Taking a boat ride down the River Ganges was one of those moments in travel that leaves you a bit lost for words. I don’t think we had quite realised the significance of the city of Varanasi before arriving; nor understood that the history can be traced back 4000 years…
It’s easy to get a boat ride – just head down to the ghats and you will be asked by every boat man you pass. It’s beautiful at sunrise, and peaceful. But if you aren’t up for the early start or, if you are already out on a walking tour and have a great tour guide; you can ask them to come with you by boat as well. There is so much going on that it is a lot to take in, and it certainly gives a different perspective from the water. The river flows a lot faster than we realised, and we literally just floated down the river from one end of the city to the other. You can hear all the different groups of conversations and happenings along the stairs of each ghat!
Find the best chai in Varanasi
We took this ‘sight’ of Varanasi as a bit of a personal challenge, and in all spent hours of each day wandering the alley ways in search of chai. I love hearing the call of Chai Wallah’s selling tea from tiny stalls and nooks underneath houses that looked surely too small to be a cafe!
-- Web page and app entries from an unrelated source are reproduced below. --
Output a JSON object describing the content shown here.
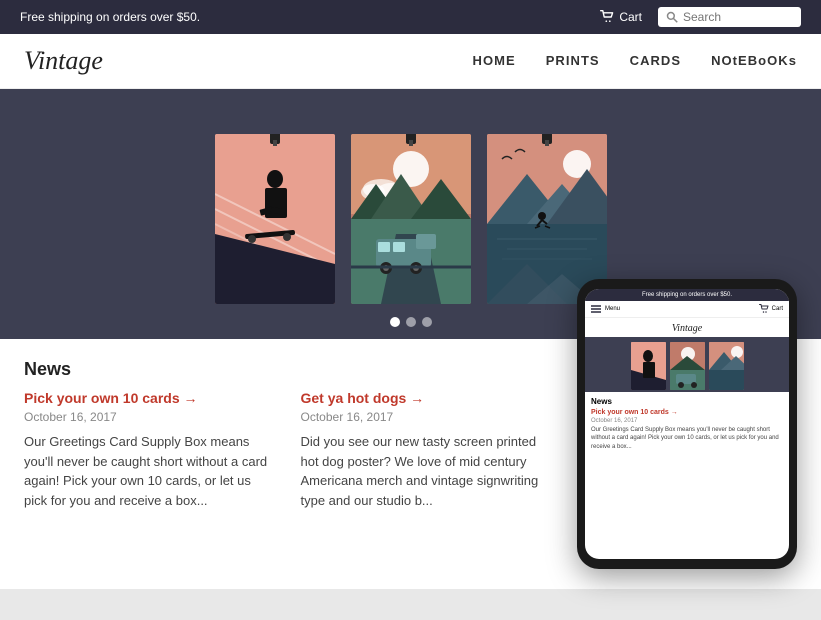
{
  "topbar": {
    "announcement": "Free shipping on orders over $50.",
    "cart_label": "Cart",
    "search_placeholder": "Search"
  },
  "nav": {
    "logo": "Vintage",
    "links": [
      {
        "label": "HOME",
        "id": "home"
      },
      {
        "label": "PRINTS",
        "id": "prints"
      },
      {
        "label": "CARDS",
        "id": "cards"
      },
      {
        "label": "NOtEBoOKs",
        "id": "notebooks"
      }
    ]
  },
  "slider": {
    "dots": [
      {
        "active": true
      },
      {
        "active": false
      },
      {
        "active": false
      }
    ]
  },
  "news": {
    "heading": "News",
    "articles": [
      {
        "link": "Pick your own 10 cards →",
        "date": "October 16, 2017",
        "text": "Our Greetings Card Supply Box means you'll never be caught short without a card again! Pick your own 10 cards, or let us pick for you and receive a box..."
      },
      {
        "link": "Get ya hot dogs →",
        "date": "October 16, 2017",
        "text": "Did you see our new tasty screen printed hot dog poster? We love of mid century Americana merch and vintage signwriting type and our studio b..."
      }
    ]
  },
  "phone": {
    "topbar": "Free shipping on orders over $50.",
    "menu_label": "Menu",
    "cart_label": "Cart",
    "logo": "Vintage",
    "news_heading": "News",
    "news_link": "Pick your own 10 cards →",
    "news_date": "October 16, 2017",
    "news_text": "Our Greetings Card Supply Box means you'll never be caught short without a card again! Pick your own 10 cards, or let us pick for you and receive a box..."
  }
}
Varanasi became a popular destination for travellers and hippies in the 1960’s and I don’t think much has changed as far as the pull for hipster travellers (as opposed to tourists). Perhaps credit to them is due for the slow pace of cafe culture, where on wandering the alleys you will see the same travellers sitting for hours drinking chai… and then again the next day. Well, we almost became those travellers – except our travelling companions don’t sit for quite as long. We drank a lot of chai and found our favourites amongst the many at Ashish Cafe, where we could sit outside on the top steps of Ganga Mahal Ghat and watch the world go by…
Where we stayed
Assi Ghat: Hotel Temple on Ganges
Location-wise, this was a great choice for our stay. Assi Ghat is the southernmost ghat along the River Ganges, and is the best place to stay if you want to be close to the morning and evening aartis. The hotel itself is basic, but felt safe and easy for us with the kids. If you are looking for luxury then there are other options, but I chose this based on a similar recommendation from another family – it was easy to get to with a pick-up service from the airport; close to the ghats; and has a rooftop restaurant that made evenings easy.
And there you have it! Varanasi is most definitely do-able with kids; enjoyable, and one heck of a learning experience for all. If you only have two days, don’t panic – just book it. And if you felt worried before about taking the kids, I hope to have convinced you otherwise. The memories you will take away from Varanasi are from a city like no other.
Plus, navigating the narrow alleyways of Varanasi with the excited eyes of a four year old certainly makes for a totally different perspective on all aspects of life!